Second, Public allows you to invest in fractional shares. That’s also not all that unique, but Public does a better job with this than most other brokerages. Fractional shares are quoted in real-time, and orders are executed immediately. You don’t have to wait until the end of the day to join in on a batch order.
Finally, Public offers automatic dividend reinvestment for any of the stocks you own in your portfolio. That’s something that many of its competitors, most notably Robinhood, don’t have as an option.
Another important way in which Public is unique is that this brokerage leans heavily into social investing. All investing accounts on the platform are public, including what stocks are in every user’s portfolios. You can’t see how any user has distributed their money across the stocks in their portfolio or cash, though, so it’s rather difficult to glean much useful information from this feature. While the Public app shows you which users you follow are watching or holding a particular stock, you also can’t see how many users across the platform are buying or selling to help gauge sentiment.
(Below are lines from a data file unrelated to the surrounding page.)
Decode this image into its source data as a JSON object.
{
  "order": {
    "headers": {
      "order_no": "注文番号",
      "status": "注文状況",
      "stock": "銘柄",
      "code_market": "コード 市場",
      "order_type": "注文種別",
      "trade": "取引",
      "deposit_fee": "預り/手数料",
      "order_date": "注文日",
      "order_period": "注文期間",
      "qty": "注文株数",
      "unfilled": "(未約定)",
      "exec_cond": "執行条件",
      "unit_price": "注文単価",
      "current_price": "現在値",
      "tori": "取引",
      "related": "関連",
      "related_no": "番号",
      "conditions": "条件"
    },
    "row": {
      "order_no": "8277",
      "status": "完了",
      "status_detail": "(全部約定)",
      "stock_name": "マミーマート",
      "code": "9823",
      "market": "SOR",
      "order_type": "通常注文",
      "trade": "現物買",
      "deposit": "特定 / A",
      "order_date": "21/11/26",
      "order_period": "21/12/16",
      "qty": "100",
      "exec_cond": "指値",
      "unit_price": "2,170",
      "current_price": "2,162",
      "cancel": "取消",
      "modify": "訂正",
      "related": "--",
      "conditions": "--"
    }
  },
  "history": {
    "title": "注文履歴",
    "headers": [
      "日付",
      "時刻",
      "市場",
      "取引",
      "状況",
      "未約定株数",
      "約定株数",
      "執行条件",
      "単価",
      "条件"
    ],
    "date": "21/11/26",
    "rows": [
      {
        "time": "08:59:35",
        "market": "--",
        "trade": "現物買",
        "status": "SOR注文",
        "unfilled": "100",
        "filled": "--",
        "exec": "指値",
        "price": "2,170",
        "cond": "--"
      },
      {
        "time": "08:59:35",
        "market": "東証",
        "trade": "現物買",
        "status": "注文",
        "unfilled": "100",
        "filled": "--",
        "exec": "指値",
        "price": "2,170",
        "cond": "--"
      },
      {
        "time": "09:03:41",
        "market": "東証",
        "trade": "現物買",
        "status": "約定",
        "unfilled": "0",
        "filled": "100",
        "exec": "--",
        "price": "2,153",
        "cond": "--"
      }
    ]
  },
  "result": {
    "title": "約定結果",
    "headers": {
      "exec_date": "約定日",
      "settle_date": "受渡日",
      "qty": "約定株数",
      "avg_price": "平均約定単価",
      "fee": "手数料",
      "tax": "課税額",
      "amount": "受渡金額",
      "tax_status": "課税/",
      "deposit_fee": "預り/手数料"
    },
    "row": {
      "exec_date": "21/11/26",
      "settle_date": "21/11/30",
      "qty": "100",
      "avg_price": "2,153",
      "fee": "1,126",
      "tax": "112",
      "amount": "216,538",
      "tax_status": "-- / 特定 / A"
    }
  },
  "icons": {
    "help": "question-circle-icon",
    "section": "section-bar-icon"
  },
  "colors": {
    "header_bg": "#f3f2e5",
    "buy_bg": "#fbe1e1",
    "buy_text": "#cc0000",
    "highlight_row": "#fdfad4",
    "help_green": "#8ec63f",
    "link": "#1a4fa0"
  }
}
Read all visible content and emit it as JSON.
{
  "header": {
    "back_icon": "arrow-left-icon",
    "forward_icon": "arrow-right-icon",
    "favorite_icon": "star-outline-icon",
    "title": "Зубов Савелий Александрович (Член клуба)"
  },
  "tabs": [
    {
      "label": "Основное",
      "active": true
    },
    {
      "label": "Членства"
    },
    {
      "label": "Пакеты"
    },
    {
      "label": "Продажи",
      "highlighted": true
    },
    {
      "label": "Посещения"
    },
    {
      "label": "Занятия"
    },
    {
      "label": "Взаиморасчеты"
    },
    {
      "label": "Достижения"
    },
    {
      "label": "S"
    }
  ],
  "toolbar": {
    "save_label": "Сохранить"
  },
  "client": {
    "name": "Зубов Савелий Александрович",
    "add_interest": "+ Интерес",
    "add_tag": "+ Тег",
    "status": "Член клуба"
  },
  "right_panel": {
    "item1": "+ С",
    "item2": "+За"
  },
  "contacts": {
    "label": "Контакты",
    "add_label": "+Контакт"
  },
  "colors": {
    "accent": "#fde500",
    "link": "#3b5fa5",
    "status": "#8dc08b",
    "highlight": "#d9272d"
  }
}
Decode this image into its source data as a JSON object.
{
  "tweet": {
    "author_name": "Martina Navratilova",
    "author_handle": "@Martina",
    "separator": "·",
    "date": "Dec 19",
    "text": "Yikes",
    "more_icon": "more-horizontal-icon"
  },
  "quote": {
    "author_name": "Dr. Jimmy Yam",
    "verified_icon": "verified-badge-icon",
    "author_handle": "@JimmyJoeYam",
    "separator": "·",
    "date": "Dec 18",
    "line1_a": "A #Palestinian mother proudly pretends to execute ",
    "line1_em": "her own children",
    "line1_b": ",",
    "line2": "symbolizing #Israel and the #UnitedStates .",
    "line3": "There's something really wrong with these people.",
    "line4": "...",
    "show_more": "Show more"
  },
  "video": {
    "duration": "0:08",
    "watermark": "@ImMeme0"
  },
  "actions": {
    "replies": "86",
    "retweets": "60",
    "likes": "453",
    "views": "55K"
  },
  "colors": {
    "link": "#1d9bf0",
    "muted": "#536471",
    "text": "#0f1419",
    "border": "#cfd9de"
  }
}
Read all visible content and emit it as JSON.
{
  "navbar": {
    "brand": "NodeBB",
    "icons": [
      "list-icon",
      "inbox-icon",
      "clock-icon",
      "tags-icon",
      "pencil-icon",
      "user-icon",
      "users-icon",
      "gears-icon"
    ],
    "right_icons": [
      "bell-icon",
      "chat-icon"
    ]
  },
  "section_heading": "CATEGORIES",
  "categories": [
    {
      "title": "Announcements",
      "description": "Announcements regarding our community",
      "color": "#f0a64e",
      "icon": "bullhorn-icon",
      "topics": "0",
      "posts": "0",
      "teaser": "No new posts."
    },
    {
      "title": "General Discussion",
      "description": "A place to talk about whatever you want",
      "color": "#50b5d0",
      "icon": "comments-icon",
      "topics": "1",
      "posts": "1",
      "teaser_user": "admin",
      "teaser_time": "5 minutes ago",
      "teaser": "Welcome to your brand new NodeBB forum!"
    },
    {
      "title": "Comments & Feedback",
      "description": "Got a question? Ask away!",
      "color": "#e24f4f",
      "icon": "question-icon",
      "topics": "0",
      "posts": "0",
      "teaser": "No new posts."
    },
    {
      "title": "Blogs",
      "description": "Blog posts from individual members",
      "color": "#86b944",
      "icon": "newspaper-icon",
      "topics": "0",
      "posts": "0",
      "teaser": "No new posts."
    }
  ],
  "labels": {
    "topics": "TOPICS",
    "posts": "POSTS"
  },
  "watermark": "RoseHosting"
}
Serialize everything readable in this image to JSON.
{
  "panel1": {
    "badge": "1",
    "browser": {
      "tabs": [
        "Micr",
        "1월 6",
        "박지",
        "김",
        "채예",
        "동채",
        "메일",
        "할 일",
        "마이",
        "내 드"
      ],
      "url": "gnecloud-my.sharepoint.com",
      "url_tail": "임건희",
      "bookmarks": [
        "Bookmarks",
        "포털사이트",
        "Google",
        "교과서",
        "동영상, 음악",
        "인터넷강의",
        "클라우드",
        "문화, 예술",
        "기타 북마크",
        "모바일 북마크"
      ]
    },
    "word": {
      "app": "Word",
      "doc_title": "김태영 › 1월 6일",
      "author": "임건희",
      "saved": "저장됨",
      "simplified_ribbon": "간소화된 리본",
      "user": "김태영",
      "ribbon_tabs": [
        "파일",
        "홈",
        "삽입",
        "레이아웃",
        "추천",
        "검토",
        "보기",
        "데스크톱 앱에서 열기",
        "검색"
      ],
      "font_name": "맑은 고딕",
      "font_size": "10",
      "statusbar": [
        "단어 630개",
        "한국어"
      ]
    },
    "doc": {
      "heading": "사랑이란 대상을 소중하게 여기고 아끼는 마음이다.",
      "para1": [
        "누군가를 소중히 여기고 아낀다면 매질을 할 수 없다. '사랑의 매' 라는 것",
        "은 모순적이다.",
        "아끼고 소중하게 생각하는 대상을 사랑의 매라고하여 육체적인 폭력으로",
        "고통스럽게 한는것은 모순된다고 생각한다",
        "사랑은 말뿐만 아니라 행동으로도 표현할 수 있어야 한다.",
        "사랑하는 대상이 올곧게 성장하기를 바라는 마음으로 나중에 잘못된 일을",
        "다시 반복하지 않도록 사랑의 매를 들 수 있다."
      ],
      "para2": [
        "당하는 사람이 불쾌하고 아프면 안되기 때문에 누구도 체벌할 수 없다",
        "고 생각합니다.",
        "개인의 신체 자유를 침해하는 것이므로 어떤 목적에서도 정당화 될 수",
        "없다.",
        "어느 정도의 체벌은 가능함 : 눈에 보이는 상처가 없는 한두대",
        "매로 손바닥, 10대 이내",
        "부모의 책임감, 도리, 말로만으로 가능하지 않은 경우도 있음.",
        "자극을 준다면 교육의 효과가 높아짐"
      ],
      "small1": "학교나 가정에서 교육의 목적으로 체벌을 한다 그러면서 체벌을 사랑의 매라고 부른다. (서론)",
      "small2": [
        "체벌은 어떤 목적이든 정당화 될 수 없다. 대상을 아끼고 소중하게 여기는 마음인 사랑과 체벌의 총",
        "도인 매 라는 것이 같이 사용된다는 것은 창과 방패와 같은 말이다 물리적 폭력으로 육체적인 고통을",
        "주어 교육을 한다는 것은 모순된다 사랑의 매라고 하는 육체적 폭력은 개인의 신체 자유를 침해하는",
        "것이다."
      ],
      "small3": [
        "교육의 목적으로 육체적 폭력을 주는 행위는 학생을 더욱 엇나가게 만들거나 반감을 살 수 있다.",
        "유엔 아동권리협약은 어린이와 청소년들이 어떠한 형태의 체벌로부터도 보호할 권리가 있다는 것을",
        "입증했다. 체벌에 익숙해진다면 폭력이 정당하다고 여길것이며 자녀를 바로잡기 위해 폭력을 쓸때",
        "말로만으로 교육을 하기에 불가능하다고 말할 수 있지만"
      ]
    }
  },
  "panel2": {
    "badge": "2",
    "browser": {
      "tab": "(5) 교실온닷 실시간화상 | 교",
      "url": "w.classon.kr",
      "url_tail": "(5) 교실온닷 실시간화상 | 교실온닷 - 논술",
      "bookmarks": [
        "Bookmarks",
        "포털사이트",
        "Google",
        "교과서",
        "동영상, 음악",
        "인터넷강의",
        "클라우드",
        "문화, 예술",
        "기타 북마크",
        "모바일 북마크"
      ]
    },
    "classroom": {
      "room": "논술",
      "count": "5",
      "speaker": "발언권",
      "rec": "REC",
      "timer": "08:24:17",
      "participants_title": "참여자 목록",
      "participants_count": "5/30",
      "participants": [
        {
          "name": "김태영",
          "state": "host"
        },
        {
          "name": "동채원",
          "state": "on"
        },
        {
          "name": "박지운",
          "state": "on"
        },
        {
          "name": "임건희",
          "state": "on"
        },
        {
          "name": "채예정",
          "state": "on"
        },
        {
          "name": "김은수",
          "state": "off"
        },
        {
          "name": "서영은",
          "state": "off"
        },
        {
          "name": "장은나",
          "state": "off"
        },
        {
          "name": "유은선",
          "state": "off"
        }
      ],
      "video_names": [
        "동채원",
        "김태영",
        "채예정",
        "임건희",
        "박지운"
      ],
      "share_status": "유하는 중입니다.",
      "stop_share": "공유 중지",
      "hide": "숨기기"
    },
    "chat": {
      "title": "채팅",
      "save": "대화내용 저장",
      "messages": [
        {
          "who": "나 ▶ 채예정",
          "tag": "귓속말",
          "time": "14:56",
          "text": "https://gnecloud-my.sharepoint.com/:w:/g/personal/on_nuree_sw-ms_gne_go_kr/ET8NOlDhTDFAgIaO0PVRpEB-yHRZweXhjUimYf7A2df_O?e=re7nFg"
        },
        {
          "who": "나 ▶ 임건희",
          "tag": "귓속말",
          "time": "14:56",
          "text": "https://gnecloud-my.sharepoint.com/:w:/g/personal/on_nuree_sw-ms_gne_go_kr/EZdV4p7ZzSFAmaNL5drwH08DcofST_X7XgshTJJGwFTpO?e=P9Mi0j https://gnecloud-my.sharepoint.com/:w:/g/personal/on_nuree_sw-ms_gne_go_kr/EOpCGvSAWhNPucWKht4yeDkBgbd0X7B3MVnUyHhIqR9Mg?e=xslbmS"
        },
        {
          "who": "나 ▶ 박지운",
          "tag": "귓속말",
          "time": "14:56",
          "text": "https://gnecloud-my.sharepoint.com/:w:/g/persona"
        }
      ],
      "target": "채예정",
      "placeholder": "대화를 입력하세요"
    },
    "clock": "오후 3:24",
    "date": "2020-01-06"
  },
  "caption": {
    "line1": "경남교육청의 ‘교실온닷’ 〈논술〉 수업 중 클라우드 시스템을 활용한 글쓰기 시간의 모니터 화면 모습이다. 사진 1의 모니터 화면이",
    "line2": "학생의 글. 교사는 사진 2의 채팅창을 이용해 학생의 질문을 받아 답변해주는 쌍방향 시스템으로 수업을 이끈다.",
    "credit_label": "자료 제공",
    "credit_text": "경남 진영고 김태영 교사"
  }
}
The more functional aspect of social investing with Public is that users can leave a comment when they buy or sell a stock. Ideally, you can follow fellow traders who leave helpful commentary about why they’re making specific trading decisions. It’s worth noting, though, that there’s some bias in this system. You can only discuss a stock when buying or selling it, not when looking at it and deciding against trading it.
The stock pages on Public look eerily similar to those on Robinhood. Public uses the same line charts and doesn’t offer any sort of candlestick or more detailed price charts. The fundamental data available in the app is also extremely minimal. You can find recent news articles, which are typically sourced from well-known market news sources like Seeking Alpha and Benzinga. But, on the whole, Public’s stock research is limited to looking through what other users have to say about a stock.
Public App Customization and Layout
Most of Public’s customization features are centered around its social investing dashboard. In addition to choosing who you follow, the platform will automatically surface suggested users to help increase your network. You can also create a watchlist (but only one) by starring companies that you want to keep an eye on. Overall, the customization options are nice, but none of the core features of the app – most notably the charts and other data displayed for stocks – can be changed.
Customer support isn’t as exciting as technical features, but this is an area where Public excels compared to other brokerages. The Public app offers in-app, real-time text chat support. That means that if you have a question, you can get it answered immediately without even leaving the app.
Public Platform Differentiators
Public isn’t the only mobile-centric, commission-free brokerage on the market. Most notably, this app has a tremendous amount in common with Robinhood, which is much more well-established. Like Public, Robinhood offers commission-free trading for most US stocks and ETFs and real-time trading on fractional shares.
The main thing that differentiates Public, then, is its social investing component. But, there are other social brokerages and social stock research tools, so Public’s main contribution is to bring together social trading and fractional shares. This isn’t to say that’s not a good combination or that the brokerage has little to offer, but it seems like it reinvented the wheel to a large extent.
Perhaps the best reason to opt for Public over a competitor is the in-app live chat support. This is something that few commission-free brokerages offer, and being able to get support immediately can make a huge difference if you need it.
What Type of Trader is Public Best For?
Public is best for investors looking for a brokerage that offers either a social experience or real-time investing in fractional shares. The fact that Public doesn’t have an account minimum and offers fractional shares makes this brokerage very accessible to first-time investors who don’t have a lot of cash to put into the market. In addition, dividend reinvestment helps orient this app towards long-term value investors who are looking for a brokerage with which to save for retirement.
Keep in mind that Public does not have much in the way of stock research tools beyond surfacing users’ commentary on trades. This is definitively not the best brokerage for advanced technical or fundamental traders who rely heavily on data.
- Commission-free stock trading
- Invest in fractional shares with real-time execution
- Offers dividend reinvestment
- Social trading allows you to see what others are buying and selling
- In-app chat support
- No technical charts and few research tools
- Can only comment on stocks when buying or selling